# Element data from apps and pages
☆ ☆ ☆ ☆ ☆ ☆ ☆

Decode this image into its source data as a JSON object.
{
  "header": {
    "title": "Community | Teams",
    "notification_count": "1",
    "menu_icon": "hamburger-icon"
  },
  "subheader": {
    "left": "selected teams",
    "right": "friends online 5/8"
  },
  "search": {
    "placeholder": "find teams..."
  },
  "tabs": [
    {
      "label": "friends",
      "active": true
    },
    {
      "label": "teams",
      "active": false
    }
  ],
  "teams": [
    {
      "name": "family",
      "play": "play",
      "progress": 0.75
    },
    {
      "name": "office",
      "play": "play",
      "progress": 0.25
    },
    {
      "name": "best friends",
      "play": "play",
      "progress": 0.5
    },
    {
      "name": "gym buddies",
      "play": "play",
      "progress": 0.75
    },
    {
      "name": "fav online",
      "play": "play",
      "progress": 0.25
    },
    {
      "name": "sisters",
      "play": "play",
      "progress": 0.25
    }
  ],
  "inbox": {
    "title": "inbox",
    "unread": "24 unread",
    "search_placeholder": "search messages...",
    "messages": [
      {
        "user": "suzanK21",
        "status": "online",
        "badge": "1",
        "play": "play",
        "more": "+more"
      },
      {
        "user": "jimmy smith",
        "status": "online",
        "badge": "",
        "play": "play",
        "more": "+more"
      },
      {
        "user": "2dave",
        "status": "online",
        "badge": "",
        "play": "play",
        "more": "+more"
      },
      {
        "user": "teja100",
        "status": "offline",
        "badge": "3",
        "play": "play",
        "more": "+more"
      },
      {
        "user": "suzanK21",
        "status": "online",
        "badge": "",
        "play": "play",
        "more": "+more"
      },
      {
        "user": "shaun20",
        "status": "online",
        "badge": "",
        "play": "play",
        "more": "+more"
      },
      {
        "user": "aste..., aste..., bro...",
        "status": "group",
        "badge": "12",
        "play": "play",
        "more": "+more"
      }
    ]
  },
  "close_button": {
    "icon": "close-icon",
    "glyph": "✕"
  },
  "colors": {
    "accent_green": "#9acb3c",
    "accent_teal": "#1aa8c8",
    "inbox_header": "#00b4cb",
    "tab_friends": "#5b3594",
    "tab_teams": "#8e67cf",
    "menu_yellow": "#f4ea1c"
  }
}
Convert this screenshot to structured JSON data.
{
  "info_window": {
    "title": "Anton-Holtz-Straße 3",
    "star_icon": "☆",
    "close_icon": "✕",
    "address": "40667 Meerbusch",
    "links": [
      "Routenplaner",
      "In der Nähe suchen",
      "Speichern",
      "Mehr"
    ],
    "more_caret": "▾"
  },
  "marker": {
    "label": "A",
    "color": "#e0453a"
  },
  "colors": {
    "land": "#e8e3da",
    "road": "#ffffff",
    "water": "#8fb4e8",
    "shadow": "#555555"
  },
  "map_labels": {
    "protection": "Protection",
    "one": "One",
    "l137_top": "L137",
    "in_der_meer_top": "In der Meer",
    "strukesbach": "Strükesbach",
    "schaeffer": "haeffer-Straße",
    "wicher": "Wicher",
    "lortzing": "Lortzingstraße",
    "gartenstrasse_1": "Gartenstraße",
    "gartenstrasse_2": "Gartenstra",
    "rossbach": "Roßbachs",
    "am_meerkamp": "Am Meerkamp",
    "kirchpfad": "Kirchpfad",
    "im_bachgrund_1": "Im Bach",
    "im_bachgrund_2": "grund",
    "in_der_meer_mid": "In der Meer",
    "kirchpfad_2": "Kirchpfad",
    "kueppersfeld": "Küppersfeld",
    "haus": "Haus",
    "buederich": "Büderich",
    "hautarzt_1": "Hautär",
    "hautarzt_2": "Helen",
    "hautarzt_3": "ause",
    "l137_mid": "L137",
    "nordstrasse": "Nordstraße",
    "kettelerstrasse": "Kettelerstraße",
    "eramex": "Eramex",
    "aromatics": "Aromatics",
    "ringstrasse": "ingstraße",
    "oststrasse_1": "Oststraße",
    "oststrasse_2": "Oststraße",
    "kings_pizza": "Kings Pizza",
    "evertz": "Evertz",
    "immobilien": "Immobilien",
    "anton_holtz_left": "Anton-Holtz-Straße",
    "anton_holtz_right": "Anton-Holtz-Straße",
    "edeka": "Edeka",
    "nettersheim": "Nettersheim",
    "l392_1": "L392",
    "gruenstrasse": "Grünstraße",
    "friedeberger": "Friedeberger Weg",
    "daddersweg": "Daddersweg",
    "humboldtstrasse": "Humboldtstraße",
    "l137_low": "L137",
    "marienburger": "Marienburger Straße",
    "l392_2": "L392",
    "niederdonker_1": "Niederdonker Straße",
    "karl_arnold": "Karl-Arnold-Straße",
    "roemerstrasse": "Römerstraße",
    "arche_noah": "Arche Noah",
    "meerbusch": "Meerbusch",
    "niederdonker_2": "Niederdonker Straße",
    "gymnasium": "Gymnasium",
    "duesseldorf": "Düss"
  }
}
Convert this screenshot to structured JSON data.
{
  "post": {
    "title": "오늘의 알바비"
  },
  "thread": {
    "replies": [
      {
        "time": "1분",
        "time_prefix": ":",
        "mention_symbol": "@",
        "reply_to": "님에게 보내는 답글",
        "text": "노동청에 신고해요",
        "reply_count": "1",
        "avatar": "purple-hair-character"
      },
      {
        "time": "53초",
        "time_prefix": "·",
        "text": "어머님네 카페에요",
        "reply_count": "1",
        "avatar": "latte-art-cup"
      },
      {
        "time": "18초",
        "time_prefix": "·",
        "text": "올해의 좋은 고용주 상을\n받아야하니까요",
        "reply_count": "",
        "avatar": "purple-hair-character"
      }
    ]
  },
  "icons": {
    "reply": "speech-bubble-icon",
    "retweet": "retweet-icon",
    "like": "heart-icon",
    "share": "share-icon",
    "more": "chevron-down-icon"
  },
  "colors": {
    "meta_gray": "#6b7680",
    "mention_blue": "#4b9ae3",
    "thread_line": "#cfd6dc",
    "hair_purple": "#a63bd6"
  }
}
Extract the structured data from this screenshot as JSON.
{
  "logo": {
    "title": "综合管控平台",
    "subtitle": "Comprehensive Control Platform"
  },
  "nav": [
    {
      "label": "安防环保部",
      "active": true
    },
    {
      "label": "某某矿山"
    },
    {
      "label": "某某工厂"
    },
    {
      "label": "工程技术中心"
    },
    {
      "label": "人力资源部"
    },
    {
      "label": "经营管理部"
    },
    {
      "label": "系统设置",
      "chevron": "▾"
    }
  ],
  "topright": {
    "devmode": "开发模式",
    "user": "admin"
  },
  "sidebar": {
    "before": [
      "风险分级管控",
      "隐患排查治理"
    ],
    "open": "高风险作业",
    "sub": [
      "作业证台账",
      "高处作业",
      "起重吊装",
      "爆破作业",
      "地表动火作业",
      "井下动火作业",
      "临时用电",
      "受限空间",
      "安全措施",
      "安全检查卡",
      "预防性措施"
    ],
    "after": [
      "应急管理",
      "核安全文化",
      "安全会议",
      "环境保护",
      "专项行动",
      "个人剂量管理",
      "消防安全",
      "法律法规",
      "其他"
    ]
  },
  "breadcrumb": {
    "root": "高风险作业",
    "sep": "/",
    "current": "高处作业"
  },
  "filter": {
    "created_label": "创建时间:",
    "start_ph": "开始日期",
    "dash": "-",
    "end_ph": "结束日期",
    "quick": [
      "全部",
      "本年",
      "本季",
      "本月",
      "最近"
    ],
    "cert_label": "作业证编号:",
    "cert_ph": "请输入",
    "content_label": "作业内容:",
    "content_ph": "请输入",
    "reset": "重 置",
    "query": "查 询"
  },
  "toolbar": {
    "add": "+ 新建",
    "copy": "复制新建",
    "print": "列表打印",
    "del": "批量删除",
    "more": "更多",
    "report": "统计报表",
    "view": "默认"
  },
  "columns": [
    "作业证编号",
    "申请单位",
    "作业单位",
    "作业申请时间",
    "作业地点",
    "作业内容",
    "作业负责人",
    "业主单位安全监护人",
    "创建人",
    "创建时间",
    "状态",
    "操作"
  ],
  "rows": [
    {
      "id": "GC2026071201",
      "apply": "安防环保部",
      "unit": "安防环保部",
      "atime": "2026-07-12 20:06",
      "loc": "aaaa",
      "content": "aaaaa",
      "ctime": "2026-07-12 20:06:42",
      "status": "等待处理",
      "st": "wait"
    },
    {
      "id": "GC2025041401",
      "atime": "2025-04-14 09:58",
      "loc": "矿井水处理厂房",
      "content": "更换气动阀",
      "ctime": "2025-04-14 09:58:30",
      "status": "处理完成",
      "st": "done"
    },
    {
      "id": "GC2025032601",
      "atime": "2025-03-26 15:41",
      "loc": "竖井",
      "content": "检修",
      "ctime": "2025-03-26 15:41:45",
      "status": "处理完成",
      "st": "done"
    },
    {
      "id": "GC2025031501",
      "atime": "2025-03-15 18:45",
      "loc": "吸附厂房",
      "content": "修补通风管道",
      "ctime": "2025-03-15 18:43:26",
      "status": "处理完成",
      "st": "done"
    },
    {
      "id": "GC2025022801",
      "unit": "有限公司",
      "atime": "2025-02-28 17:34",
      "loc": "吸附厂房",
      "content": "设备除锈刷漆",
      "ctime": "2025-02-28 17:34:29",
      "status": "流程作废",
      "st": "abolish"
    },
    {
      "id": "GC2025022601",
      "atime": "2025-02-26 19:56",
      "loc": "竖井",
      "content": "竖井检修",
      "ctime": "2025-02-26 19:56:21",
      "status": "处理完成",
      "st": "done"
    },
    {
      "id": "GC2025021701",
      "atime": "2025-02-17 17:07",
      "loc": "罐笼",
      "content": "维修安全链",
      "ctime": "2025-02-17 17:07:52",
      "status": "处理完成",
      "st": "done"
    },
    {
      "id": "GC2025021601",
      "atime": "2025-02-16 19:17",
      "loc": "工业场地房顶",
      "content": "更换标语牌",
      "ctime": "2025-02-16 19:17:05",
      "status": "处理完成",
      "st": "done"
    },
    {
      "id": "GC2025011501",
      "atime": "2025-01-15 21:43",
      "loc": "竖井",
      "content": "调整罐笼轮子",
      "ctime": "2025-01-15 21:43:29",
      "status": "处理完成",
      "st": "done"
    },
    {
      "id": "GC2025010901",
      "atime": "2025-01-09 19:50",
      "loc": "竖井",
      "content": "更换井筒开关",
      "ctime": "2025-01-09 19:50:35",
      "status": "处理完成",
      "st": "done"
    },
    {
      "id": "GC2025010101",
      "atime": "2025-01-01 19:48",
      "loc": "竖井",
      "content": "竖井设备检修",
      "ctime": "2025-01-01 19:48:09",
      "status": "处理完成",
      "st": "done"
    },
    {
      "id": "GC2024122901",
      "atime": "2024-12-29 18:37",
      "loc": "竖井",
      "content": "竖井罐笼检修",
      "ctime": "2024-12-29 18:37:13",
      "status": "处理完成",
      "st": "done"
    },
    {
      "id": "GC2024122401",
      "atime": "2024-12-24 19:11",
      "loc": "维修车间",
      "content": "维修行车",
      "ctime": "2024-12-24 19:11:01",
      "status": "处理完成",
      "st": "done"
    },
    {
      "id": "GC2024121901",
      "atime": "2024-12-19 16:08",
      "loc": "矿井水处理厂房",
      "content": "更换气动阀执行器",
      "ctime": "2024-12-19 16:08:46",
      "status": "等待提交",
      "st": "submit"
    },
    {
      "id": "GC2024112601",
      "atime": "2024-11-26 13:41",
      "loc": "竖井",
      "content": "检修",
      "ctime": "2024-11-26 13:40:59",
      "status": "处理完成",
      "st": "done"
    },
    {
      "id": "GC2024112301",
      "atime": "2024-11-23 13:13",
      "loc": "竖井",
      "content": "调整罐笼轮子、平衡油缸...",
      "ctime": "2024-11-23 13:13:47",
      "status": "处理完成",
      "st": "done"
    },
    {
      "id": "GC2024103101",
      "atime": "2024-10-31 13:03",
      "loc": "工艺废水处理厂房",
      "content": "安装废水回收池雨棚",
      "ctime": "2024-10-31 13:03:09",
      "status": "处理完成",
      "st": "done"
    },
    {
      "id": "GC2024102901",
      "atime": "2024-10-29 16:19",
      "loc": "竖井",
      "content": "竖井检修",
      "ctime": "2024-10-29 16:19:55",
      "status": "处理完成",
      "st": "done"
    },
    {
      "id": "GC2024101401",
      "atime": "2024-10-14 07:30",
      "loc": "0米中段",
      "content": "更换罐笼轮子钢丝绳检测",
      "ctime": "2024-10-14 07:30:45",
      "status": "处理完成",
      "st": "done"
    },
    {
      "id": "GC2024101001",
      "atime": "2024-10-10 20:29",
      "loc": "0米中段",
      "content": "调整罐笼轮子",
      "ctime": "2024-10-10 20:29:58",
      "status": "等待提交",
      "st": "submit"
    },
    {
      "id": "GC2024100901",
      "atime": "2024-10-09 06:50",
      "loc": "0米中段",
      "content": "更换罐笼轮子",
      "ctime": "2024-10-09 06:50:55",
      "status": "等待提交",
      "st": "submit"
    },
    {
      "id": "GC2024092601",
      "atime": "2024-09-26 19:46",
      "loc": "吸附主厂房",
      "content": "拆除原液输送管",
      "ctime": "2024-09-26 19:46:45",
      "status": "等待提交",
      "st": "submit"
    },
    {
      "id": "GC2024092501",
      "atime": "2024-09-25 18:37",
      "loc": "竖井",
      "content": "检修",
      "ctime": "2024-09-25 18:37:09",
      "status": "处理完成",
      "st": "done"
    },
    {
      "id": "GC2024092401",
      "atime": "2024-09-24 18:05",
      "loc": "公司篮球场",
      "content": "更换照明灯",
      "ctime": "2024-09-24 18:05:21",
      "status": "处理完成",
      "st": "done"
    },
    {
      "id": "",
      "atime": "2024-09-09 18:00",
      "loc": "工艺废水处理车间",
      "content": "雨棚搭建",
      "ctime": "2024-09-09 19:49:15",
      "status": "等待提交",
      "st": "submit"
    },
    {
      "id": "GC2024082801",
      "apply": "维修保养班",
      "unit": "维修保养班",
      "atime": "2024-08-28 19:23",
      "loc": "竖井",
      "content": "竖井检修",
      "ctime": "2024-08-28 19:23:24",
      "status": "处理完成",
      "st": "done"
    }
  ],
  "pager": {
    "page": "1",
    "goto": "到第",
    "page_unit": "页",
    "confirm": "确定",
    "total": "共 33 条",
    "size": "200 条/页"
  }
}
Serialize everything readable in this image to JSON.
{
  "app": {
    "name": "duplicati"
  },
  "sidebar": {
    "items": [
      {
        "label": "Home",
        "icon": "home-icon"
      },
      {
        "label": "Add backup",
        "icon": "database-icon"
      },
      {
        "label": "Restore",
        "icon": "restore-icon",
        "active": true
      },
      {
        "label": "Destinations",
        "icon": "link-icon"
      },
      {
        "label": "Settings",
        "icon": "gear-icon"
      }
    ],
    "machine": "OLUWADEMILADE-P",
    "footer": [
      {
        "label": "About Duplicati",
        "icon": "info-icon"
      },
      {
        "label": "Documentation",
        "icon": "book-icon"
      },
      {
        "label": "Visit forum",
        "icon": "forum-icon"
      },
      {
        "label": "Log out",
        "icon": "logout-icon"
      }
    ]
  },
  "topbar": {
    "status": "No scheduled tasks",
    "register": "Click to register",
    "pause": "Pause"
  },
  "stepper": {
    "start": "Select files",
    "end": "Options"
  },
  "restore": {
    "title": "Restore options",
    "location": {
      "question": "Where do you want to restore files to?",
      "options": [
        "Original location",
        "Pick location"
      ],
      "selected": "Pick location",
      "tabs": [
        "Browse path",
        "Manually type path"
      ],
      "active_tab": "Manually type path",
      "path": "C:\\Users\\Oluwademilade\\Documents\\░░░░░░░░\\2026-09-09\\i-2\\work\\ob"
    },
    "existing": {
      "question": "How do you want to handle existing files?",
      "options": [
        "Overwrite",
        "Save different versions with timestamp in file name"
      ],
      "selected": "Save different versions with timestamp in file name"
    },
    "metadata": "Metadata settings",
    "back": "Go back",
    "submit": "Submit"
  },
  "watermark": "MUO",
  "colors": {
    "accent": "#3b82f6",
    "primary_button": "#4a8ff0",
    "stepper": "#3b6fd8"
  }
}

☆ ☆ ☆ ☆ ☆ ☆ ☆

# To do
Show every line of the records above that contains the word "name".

# Response to this task
      "name": "family",
      "name": "office",
      "name": "best friends",
      "name": "gym buddies",
      "name": "fav online",
      "name": "sisters",
    "name": "duplicati"
        "Save different versions with timestamp in file name"
      "selected": "Save different versions with timestamp in file name"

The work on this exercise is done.